It's a dichotomy that's part of a new video about cyber bullying from the University Of South Florida.

"Dance isn't necessarily a thing to be seen as entertainment. It can also be used for social issues and to talk about things that are really present today," said USF dance student Brent Townend.

Cyber bullying is the social message. Townend is the dancer featured in the video.

In the video, a basketball player doesn't see similarities between himself and the dancer. Only the differences.

The ball player chooses to make fun of him, even though he doesn't know him, using a computer and social media as his weapons.

"You never want to judge somebody immediately. When you think of a dancer, especially a male dancer, there seems to be this stigma out there," said Townend.

Andrew Carroll, a USF associate professor of dance, is behind this video. This is his second video on bullying.

"I thought, 'What a great kind of thing that I could work into a video on bullying [and] cyberbullying.' [It would be better for people to] focus more on similarities as people versus differences," said Carroll.

Carroll points out that dance is effective at reaching an audience across U.S. borders.

"I began to see what a great vehicle this was to kind of spread information without using words. That people could just watch it and get kind of informative pieces of beneficial information," said Carroll.

He said he has seen a change of heart because of it.

"I had a young man who approached me at a seminar where I showed it to say, 'I need to tell you, in school I was a bully and every day I regret what I did and if I had seen your video in school I would have stopped,'" said Carroll.

In the cyberbully video, the bully does stop once he sees firsthand what he has in common with the dancer.

"Eventually he realizes his mistake in bullying in that we are really not that different at all and he pushes the delete button on the keyboard and removes the social media," said Townend.

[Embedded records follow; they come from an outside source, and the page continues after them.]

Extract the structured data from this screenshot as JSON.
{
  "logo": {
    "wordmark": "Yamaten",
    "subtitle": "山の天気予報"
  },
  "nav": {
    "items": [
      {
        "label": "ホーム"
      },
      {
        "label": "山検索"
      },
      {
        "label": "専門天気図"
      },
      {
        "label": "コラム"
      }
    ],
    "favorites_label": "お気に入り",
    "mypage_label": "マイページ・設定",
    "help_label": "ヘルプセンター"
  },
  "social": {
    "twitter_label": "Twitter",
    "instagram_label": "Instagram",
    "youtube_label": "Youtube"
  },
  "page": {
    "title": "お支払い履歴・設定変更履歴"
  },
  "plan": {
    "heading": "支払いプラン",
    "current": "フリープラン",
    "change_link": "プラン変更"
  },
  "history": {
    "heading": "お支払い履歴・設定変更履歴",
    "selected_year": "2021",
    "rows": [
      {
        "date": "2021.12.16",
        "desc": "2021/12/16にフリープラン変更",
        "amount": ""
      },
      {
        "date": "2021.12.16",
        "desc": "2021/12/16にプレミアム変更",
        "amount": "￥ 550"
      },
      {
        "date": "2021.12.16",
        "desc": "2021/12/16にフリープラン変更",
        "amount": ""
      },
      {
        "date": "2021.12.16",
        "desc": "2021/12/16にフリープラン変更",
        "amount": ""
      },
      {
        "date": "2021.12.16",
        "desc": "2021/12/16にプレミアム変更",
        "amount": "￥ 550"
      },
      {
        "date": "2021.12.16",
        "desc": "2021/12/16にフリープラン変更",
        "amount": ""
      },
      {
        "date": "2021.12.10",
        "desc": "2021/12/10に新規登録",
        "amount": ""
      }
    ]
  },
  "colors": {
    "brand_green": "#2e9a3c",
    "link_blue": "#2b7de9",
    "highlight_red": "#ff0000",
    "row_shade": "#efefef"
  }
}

"What I love is that the athlete became the hero actually by stopping cyberbullying when he realizes we have more similarities than differences which I think in today's world is such an important concept and idea," said Carroll.

To see the USF cyberbully video in its entirety visit